  12. Hi Carole, I repaired a quilt like this a few years ago! The customer still had some fabric, so I re-did the affected areas and appliquéd them in. What is it with dogs chewing the corners? The one I did was all flannel, and I had quilted it for her a few months earlier…a re-visitation, of sorts. I love it when the quilt looks good as new and the customer is happy! Great job with this one.

  13. sharon schipper

    You do such careful thoughtful work, beautiful.
    I’m doing a hand project, using collars and cuffs off my late husband’s shirts. I cut the shirts apart years ago, plan on a lap quilt for me. haven’t used it, but saw a thoughtful project to make a tree wall hanging out of the collars and cuffs fabric, basically turning them in to layers of 60 degree whatever’s as close to a triangle as I can get and the layering covers up the top. I think I will end up with about 4 feet by 4 inches wide, and I have star buttons to put on randomly. The original I saw had an adorable tiny yo yo wreath made out of tiny bits of the leftover fabric and I plan on that as well. About 50% finished, the tree part is almost done, just the embellishment and a few rows to go… The fact it isn’t traditional christmas colors means I will leave it up all year I’m thinking… I have the spot chosen.

  14. Jody
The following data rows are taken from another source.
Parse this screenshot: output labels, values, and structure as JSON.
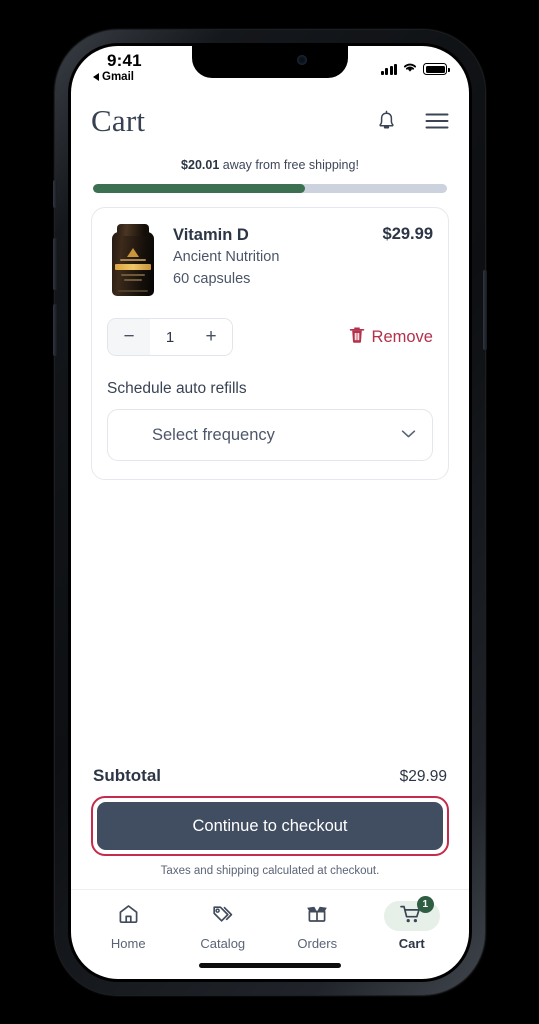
{
  "status_bar": {
    "time": "9:41",
    "back_app": "Gmail",
    "signal_icon": "signal-bars-icon",
    "wifi_icon": "wifi-icon",
    "battery_icon": "battery-full-icon"
  },
  "header": {
    "title": "Cart",
    "notifications_icon": "bell-icon",
    "menu_icon": "hamburger-menu-icon"
  },
  "shipping": {
    "amount": "$20.01",
    "message": " away from free shipping!",
    "progress_percent": 60,
    "fill_color": "#3d7050",
    "track_color": "#ccd2de"
  },
  "cart_item": {
    "thumbnail_icon": "supplement-bottle-image",
    "name": "Vitamin D",
    "brand": "Ancient Nutrition",
    "variant": "60 capsules",
    "price": "$29.99",
    "quantity": "1",
    "decrement_label": "−",
    "increment_label": "+",
    "remove_label": "Remove",
    "remove_icon": "trash-icon",
    "remove_color": "#b5304a",
    "refill_label": "Schedule auto refills",
    "frequency_value": "Select frequency",
    "frequency_chevron_icon": "chevron-down-icon"
  },
  "summary": {
    "subtotal_label": "Subtotal",
    "subtotal_value": "$29.99",
    "checkout_label": "Continue to checkout",
    "checkout_color": "#414d60",
    "highlight_color": "#c52b4a",
    "tax_note": "Taxes and shipping calculated at checkout."
  },
  "bottom_nav": {
    "items": [
      {
        "label": "Home",
        "icon": "home-icon",
        "active": false
      },
      {
        "label": "Catalog",
        "icon": "tags-icon",
        "active": false
      },
      {
        "label": "Orders",
        "icon": "open-box-icon",
        "active": false
      },
      {
        "label": "Cart",
        "icon": "shopping-cart-icon",
        "active": true,
        "badge": "1"
      }
    ],
    "badge_color": "#2f5d42",
    "active_pill_color": "#e6efe8"
  }
}
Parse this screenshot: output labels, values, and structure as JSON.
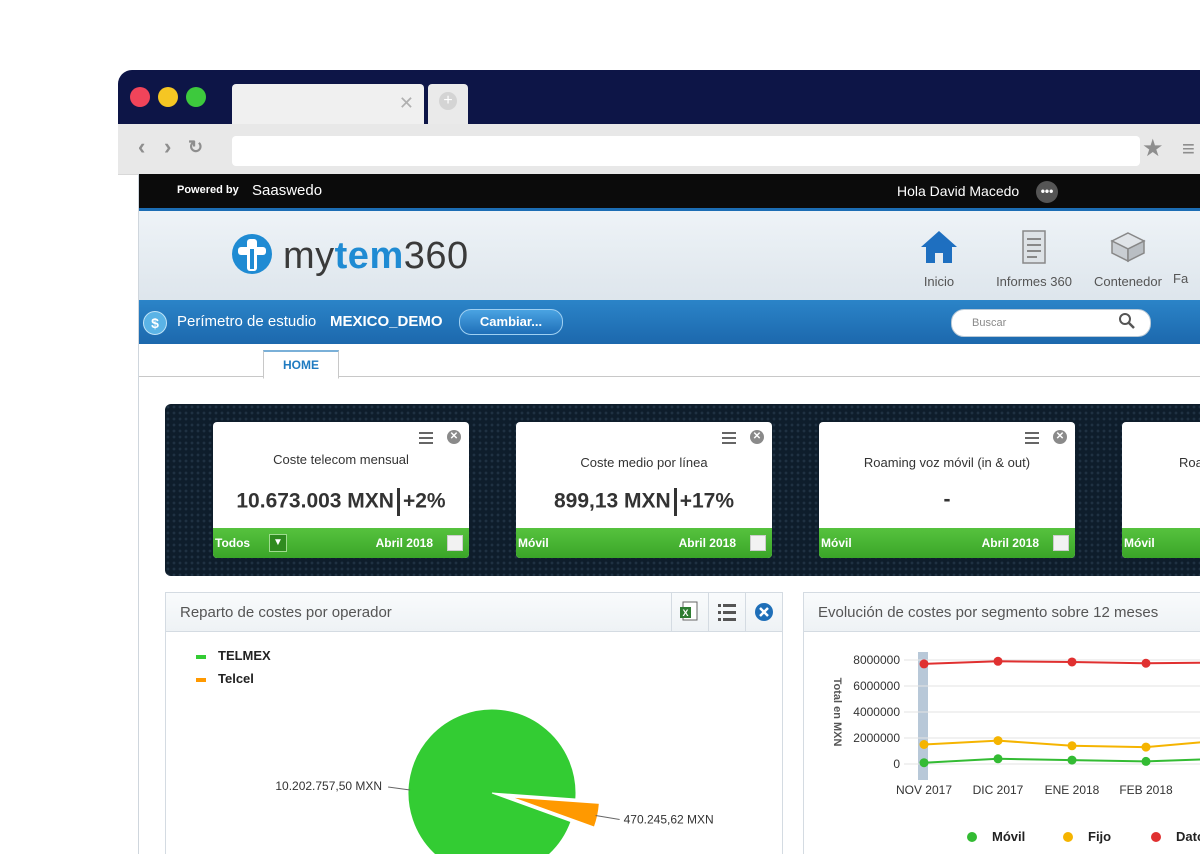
{
  "app": {
    "powered_by": "Powered by",
    "brand_saas": "Saaswedo",
    "greeting": "Hola David Macedo",
    "logo_light": "my",
    "logo_bold": "tem",
    "logo_tail": "360",
    "nav": [
      {
        "label": "Inicio",
        "icon": "home-icon"
      },
      {
        "label": "Informes 360",
        "icon": "report-icon"
      },
      {
        "label": "Contenedor",
        "icon": "container-icon"
      },
      {
        "label": "Fa",
        "icon": "truncated-icon"
      }
    ],
    "perimeter_label": "Perímetro de estudio",
    "perimeter_value": "MEXICO_DEMO",
    "change_button": "Cambiar...",
    "search_placeholder": "Buscar",
    "home_tab": "HOME"
  },
  "colors": {
    "accent_blue": "#1c6db4",
    "kpi_green": "#3aa528",
    "telmex": "#33cc33",
    "telcel": "#ff9900",
    "datos": "#e03030",
    "fijo": "#f5b400",
    "movil": "#33bb33"
  },
  "kpis": [
    {
      "title": "Coste telecom mensual",
      "value": "10.673.003 MXN",
      "delta": "+2%",
      "segment": "Todos",
      "month": "Abril 2018",
      "has_dropdown": true
    },
    {
      "title": "Coste medio por línea",
      "value": "899,13 MXN",
      "delta": "+17%",
      "segment": "Móvil",
      "month": "Abril 2018"
    },
    {
      "title": "Roaming voz móvil (in & out)",
      "value": "-",
      "delta": "",
      "segment": "Móvil",
      "month": "Abril 2018"
    },
    {
      "title": "Roa",
      "value": "",
      "delta": "",
      "segment": "Móvil",
      "month": ""
    }
  ],
  "panels": {
    "pie_title": "Reparto de costes por operador",
    "line_title": "Evolución de costes por segmento sobre 12 meses"
  },
  "chart_data": [
    {
      "type": "pie",
      "title": "Reparto de costes por operador",
      "slices": [
        {
          "name": "TELMEX",
          "value": 10202757.5,
          "label": "10.202.757,50 MXN"
        },
        {
          "name": "Telcel",
          "value": 470245.62,
          "label": "470.245,62 MXN"
        }
      ],
      "legend": "top-left"
    },
    {
      "type": "line",
      "title": "Evolución de costes por segmento sobre 12 meses",
      "ylabel": "Total en MXN",
      "categories": [
        "NOV 2017",
        "DIC 2017",
        "ENE 2018",
        "FEB 2018",
        "MA"
      ],
      "yticks": [
        0,
        2000000,
        4000000,
        6000000,
        8000000
      ],
      "ytick_labels": [
        "0",
        "2000000",
        "4000000",
        "6000000",
        "8000000"
      ],
      "ylim": [
        0,
        8000000
      ],
      "series": [
        {
          "name": "Móvil",
          "values": [
            100000,
            400000,
            300000,
            200000,
            400000
          ]
        },
        {
          "name": "Fijo",
          "values": [
            1500000,
            1800000,
            1400000,
            1300000,
            1800000
          ]
        },
        {
          "name": "Dato",
          "values": [
            7700000,
            7900000,
            7850000,
            7750000,
            7800000
          ]
        }
      ],
      "legend": "bottom",
      "grid": true
    }
  ]
}
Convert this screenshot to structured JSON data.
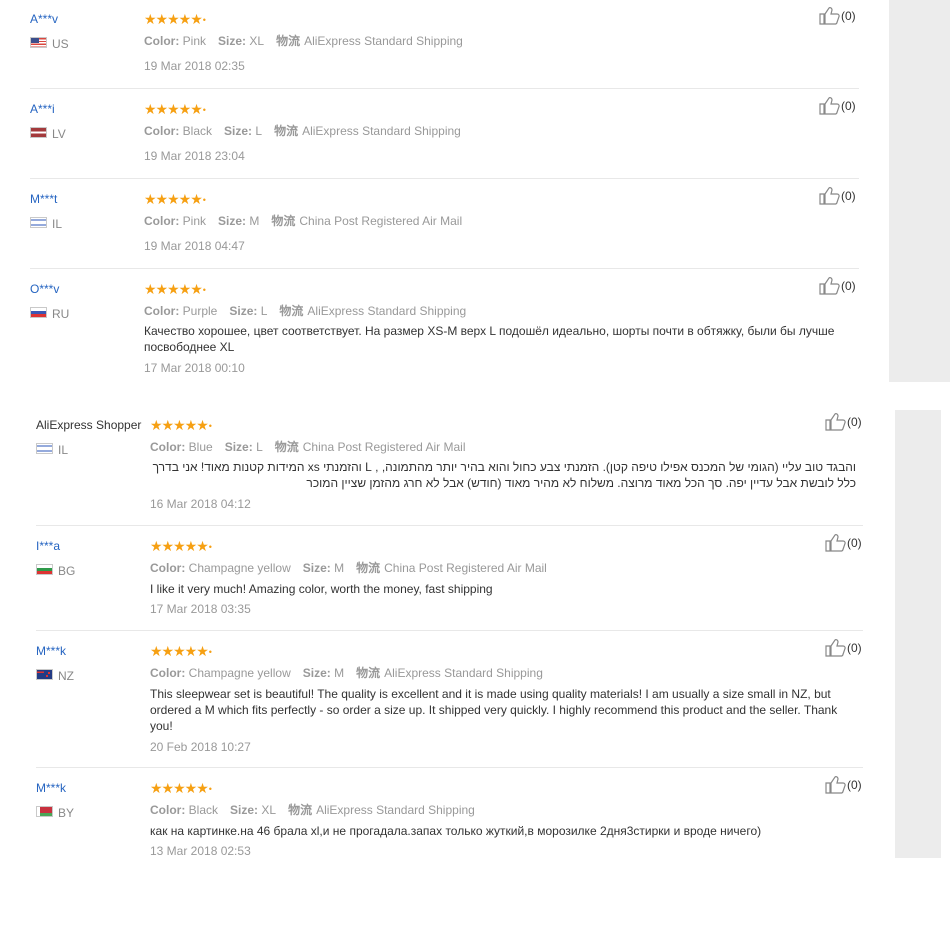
{
  "labels": {
    "color": "Color:",
    "size": "Size:",
    "logistics": "物流"
  },
  "reviews": [
    {
      "user": "A***v",
      "country": "US",
      "stars": "★★★★★",
      "color": "Pink",
      "size": "XL",
      "shipping": "AliExpress Standard Shipping",
      "feedback": "",
      "date": "19 Mar 2018 02:35",
      "helpful": "(0)"
    },
    {
      "user": "A***i",
      "country": "LV",
      "stars": "★★★★★",
      "color": "Black",
      "size": "L",
      "shipping": "AliExpress Standard Shipping",
      "feedback": "",
      "date": "19 Mar 2018 23:04",
      "helpful": "(0)"
    },
    {
      "user": "M***t",
      "country": "IL",
      "stars": "★★★★★",
      "color": "Pink",
      "size": "M",
      "shipping": "China Post Registered Air Mail",
      "feedback": "",
      "date": "19 Mar 2018 04:47",
      "helpful": "(0)"
    },
    {
      "user": "O***v",
      "country": "RU",
      "stars": "★★★★★",
      "color": "Purple",
      "size": "L",
      "shipping": "AliExpress Standard Shipping",
      "feedback": "Качество хорошее, цвет соответствует. На размер XS-M верх L подошёл идеально, шорты почти в обтяжку, были бы лучше посвободнее XL",
      "date": "17 Mar 2018 00:10",
      "helpful": "(0)"
    },
    {
      "user": "AliExpress Shopper",
      "country": "IL",
      "stars": "★★★★★",
      "color": "Blue",
      "size": "L",
      "shipping": "China Post Registered Air Mail",
      "feedback": "והבגד טוב עליי (הגומי של המכנס אפילו טיפה קטן). הזמנתי צבע כחול והוא בהיר יותר מהתמונה, , L והזמנתי xs המידות קטנות מאוד! אני בדרך כלל לובשת אבל עדיין יפה. סך הכל מאוד מרוצה. משלוח לא מהיר מאוד (חודש) אבל לא חרג מהזמן שציין המוכר",
      "date": "16 Mar 2018 04:12",
      "helpful": "(0)"
    },
    {
      "user": "I***a",
      "country": "BG",
      "stars": "★★★★★",
      "color": "Champagne yellow",
      "size": "M",
      "shipping": "China Post Registered Air Mail",
      "feedback": "I like it very much! Amazing color, worth the money, fast shipping",
      "date": "17 Mar 2018 03:35",
      "helpful": "(0)"
    },
    {
      "user": "M***k",
      "country": "NZ",
      "stars": "★★★★★",
      "color": "Champagne yellow",
      "size": "M",
      "shipping": "AliExpress Standard Shipping",
      "feedback": "This sleepwear set is beautiful! The quality is excellent and it is made using quality materials! I am usually a size small in NZ, but ordered a M which fits perfectly - so order a size up. It shipped very quickly. I highly recommend this product and the seller. Thank you!",
      "date": "20 Feb 2018 10:27",
      "helpful": "(0)"
    },
    {
      "user": "M***k",
      "country": "BY",
      "stars": "★★★★★",
      "color": "Black",
      "size": "XL",
      "shipping": "AliExpress Standard Shipping",
      "feedback": "как на картинке.на 46 брала xl,и не прогадала.запах только жуткий,в морозилке 2дня3стирки и вроде ничего)",
      "date": "13 Mar 2018 02:53",
      "helpful": "(0)"
    }
  ],
  "colors": {
    "link": "#2564c1",
    "star": "#f6a013",
    "muted": "#999999",
    "sidebar": "#ececec"
  }
}
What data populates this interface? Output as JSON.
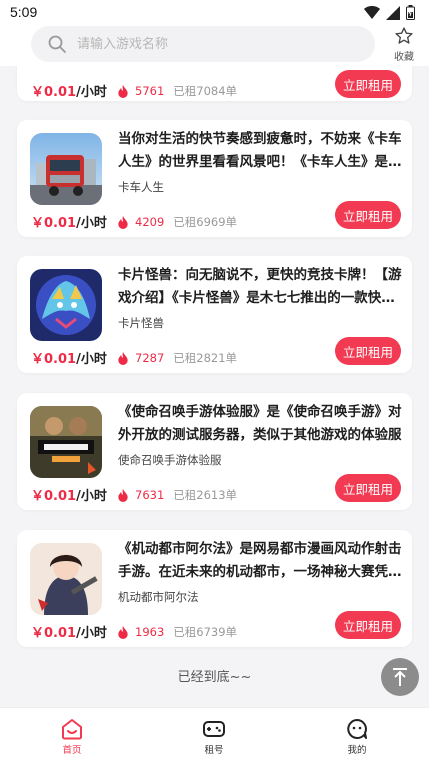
{
  "status_bar": {
    "time": "5:09"
  },
  "search": {
    "placeholder": "请输入游戏名称"
  },
  "favorites": {
    "label": "收藏"
  },
  "accent_color": "#f23b52",
  "cards": [
    {
      "description": "",
      "game_name": "",
      "price": "￥0.01",
      "unit": "/小时",
      "heat": "5761",
      "rented": "已租7084单",
      "button": "立即租用"
    },
    {
      "description": "当你对生活的快节奏感到疲惫时，不妨来《卡车人生》的世界里看看风景吧！《卡车人生》是一款卡车模拟驾驶游戏",
      "game_name": "卡车人生",
      "price": "￥0.01",
      "unit": "/小时",
      "heat": "4209",
      "rented": "已租6969单",
      "button": "立即租用"
    },
    {
      "description": "卡片怪兽：向无脑说不，更快的竞技卡牌！【游戏介绍】《卡片怪兽》是木七七推出的一款快节奏竞技卡牌游戏",
      "game_name": "卡片怪兽",
      "price": "￥0.01",
      "unit": "/小时",
      "heat": "7287",
      "rented": "已租2821单",
      "button": "立即租用"
    },
    {
      "description": "《使命召唤手游体验服》是《使命召唤手游》对外开放的测试服务器，类似于其他游戏的体验服",
      "game_name": "使命召唤手游体验服",
      "price": "￥0.01",
      "unit": "/小时",
      "heat": "7631",
      "rented": "已租2613单",
      "button": "立即租用"
    },
    {
      "description": "《机动都市阿尔法》是网易都市漫画风动作射击手游。在近未来的机动都市，一场神秘大赛凭借其独特的魅力",
      "game_name": "机动都市阿尔法",
      "price": "￥0.01",
      "unit": "/小时",
      "heat": "1963",
      "rented": "已租6739单",
      "button": "立即租用"
    }
  ],
  "end_of_list": "已经到底~~",
  "tabs": [
    {
      "label": "首页",
      "icon": "home-icon",
      "active": true
    },
    {
      "label": "租号",
      "icon": "gamepad-icon",
      "active": false
    },
    {
      "label": "我的",
      "icon": "profile-icon",
      "active": false
    }
  ]
}
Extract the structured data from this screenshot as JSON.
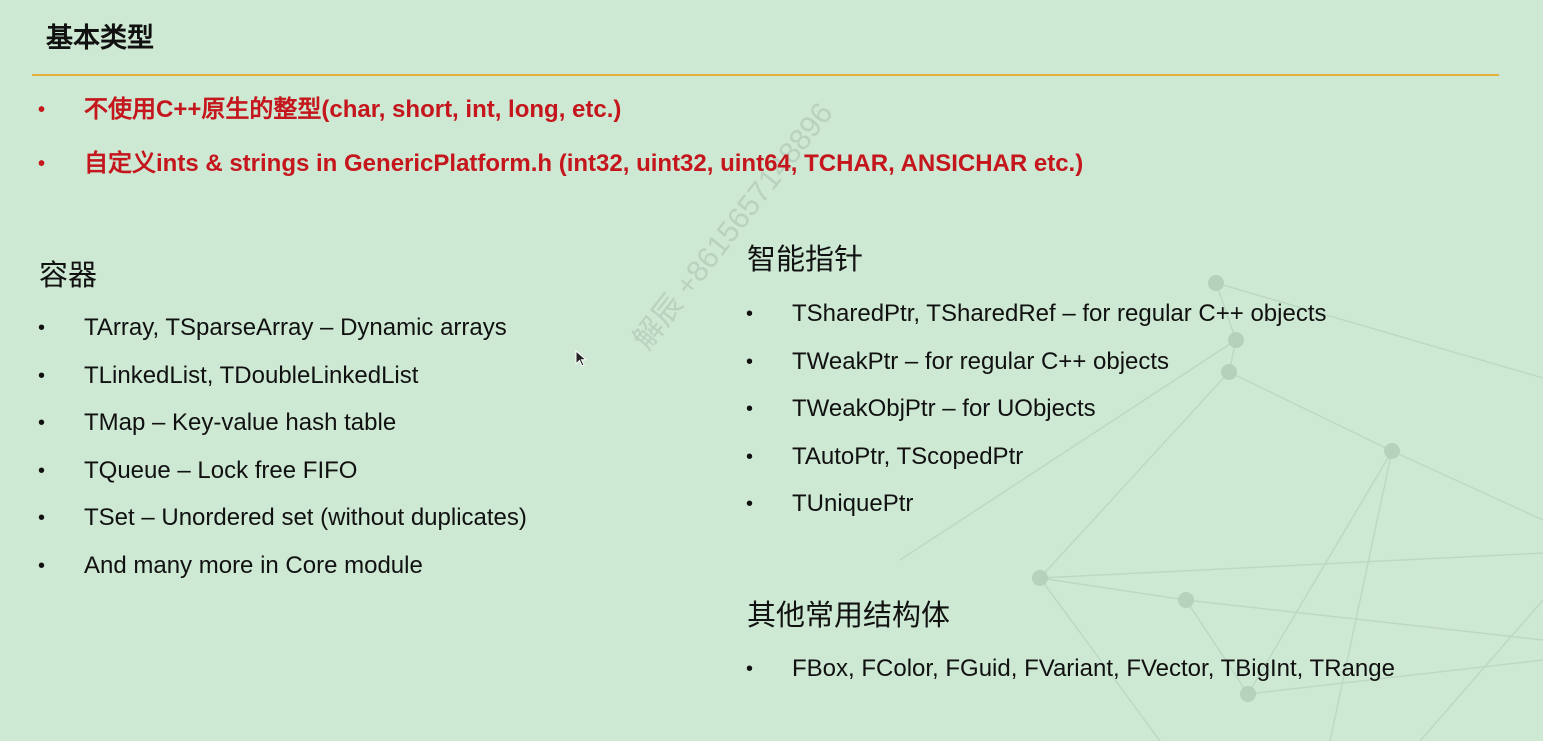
{
  "slide": {
    "title": "基本类型",
    "red_bullets": [
      "不使用C++原生的整型(char, short, int, long, etc.)",
      "自定义ints & strings in GenericPlatform.h (int32, uint32, uint64, TCHAR, ANSICHAR etc.)"
    ],
    "containers": {
      "title": "容器",
      "items": [
        "TArray, TSparseArray – Dynamic arrays",
        "TLinkedList, TDoubleLinkedList",
        "TMap – Key-value hash table",
        "TQueue – Lock free FIFO",
        "TSet – Unordered set (without duplicates)",
        "And many more in Core module"
      ]
    },
    "smart_pointers": {
      "title": "智能指针",
      "items": [
        "TSharedPtr, TSharedRef – for regular C++ objects",
        "TWeakPtr – for regular C++ objects",
        "TWeakObjPtr – for UObjects",
        "TAutoPtr, TScopedPtr",
        "TUniquePtr"
      ]
    },
    "other_structs": {
      "title": "其他常用结构体",
      "items": [
        "FBox, FColor, FGuid, FVariant, FVector, TBigInt, TRange"
      ]
    },
    "watermark": "解辰 +8615657148896",
    "bullet_glyph": "•"
  },
  "colors": {
    "background": "#cde8d3",
    "accent_red": "#c4161c",
    "rule": "#e2b13c",
    "text": "#111111"
  }
}
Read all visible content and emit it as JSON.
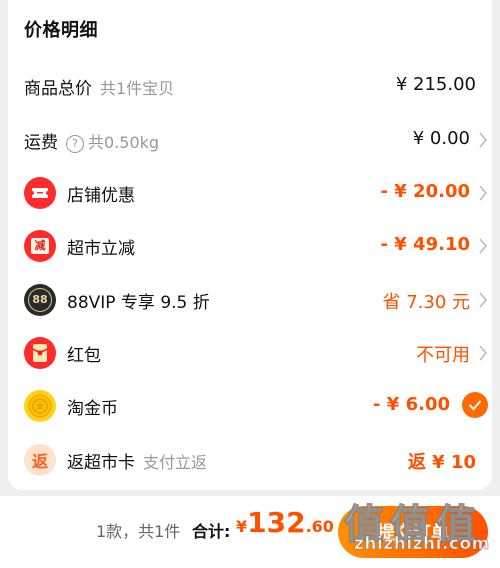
{
  "header": {
    "title": "价格明细"
  },
  "rows": [
    {
      "label": "商品总价",
      "sub": "共1件宝贝",
      "value": "¥ 215.00"
    },
    {
      "label": "运费",
      "sub": "共0.50kg",
      "value": "¥ 0.00"
    },
    {
      "label": "店铺优惠",
      "value": "- ¥ 20.00",
      "icon": "shop-coupon-icon"
    },
    {
      "label": "超市立减",
      "value": "- ¥ 49.10",
      "icon": "supermarket-discount-icon",
      "icon_text": "减"
    },
    {
      "label": "88VIP 专享 9.5 折",
      "value": "省 7.30 元",
      "icon": "88vip-icon",
      "icon_text": "88"
    },
    {
      "label": "红包",
      "value": "不可用",
      "icon": "red-packet-icon"
    },
    {
      "label": "淘金币",
      "value": "- ¥ 6.00",
      "icon": "taojinbi-coin-icon",
      "checked": true
    },
    {
      "label": "返超市卡",
      "sub": "支付立返",
      "value": "返 ¥ 10",
      "icon": "cashback-card-icon",
      "icon_text": "返"
    }
  ],
  "footer": {
    "summary": "1款，共1件",
    "total_label": "合计:",
    "total_currency": "¥",
    "total_int": "132",
    "total_dec": ".60",
    "submit_label": "提交订单"
  },
  "watermark": {
    "glyphs": "值值值",
    "url": "zhizhizhi.com"
  },
  "colors": {
    "accent": "#ff5000",
    "accent_light": "#ff9000",
    "muted": "#999999"
  }
}
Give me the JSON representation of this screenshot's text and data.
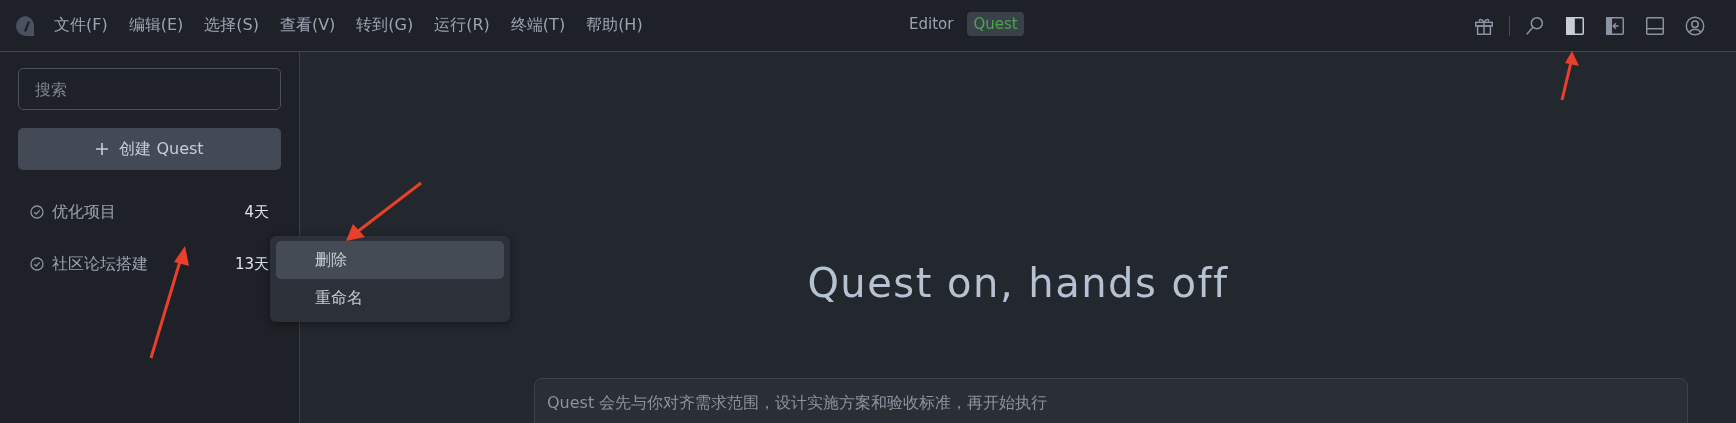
{
  "menu_bar": {
    "items": [
      "文件(F)",
      "编辑(E)",
      "选择(S)",
      "查看(V)",
      "转到(G)",
      "运行(R)",
      "终端(T)",
      "帮助(H)"
    ],
    "modes": [
      {
        "label": "Editor",
        "selected": false
      },
      {
        "label": "Quest",
        "selected": true
      }
    ],
    "toolbar_icons": [
      {
        "kind": "gift",
        "selected": false
      },
      {
        "kind": "search",
        "selected": false
      },
      {
        "kind": "sidebar",
        "selected": true
      },
      {
        "kind": "panel-right",
        "selected": false
      },
      {
        "kind": "panel-bottom",
        "selected": false
      },
      {
        "kind": "account",
        "selected": false
      }
    ]
  },
  "sidebar": {
    "search": {
      "placeholder": "搜索"
    },
    "create_button": "创建 Quest",
    "items": [
      {
        "title": "优化项目",
        "age": "4天"
      },
      {
        "title": "社区论坛搭建",
        "age": "13天"
      }
    ]
  },
  "context_menu": {
    "items": [
      {
        "label": "删除",
        "selected": true
      },
      {
        "label": "重命名",
        "selected": false
      }
    ]
  },
  "main": {
    "heading": "Quest on, hands off",
    "prompt": {
      "placeholder": "Quest 会先与你对齐需求范围，设计实施方案和验收标准，再开始执行"
    }
  }
}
    Fabulous job! I want to keep the post for reference! I thankfully have never had one like that to repair but much of how you did it could be applied in many situations.

  15. Irena

    What a great repair job. I will. Keep this handy. As my daughter has 3 dogs. So far no torn quilts. Thank you for sharing your talents.

  16. Lindi Schneck

    Can you please tell me what year you started Scrap Dance Tango? I think it was 4 years ago but I cannot find it in my log. I would like to make a label for mine that is almost finished.
    Thank you, Lindi

Comments are closed.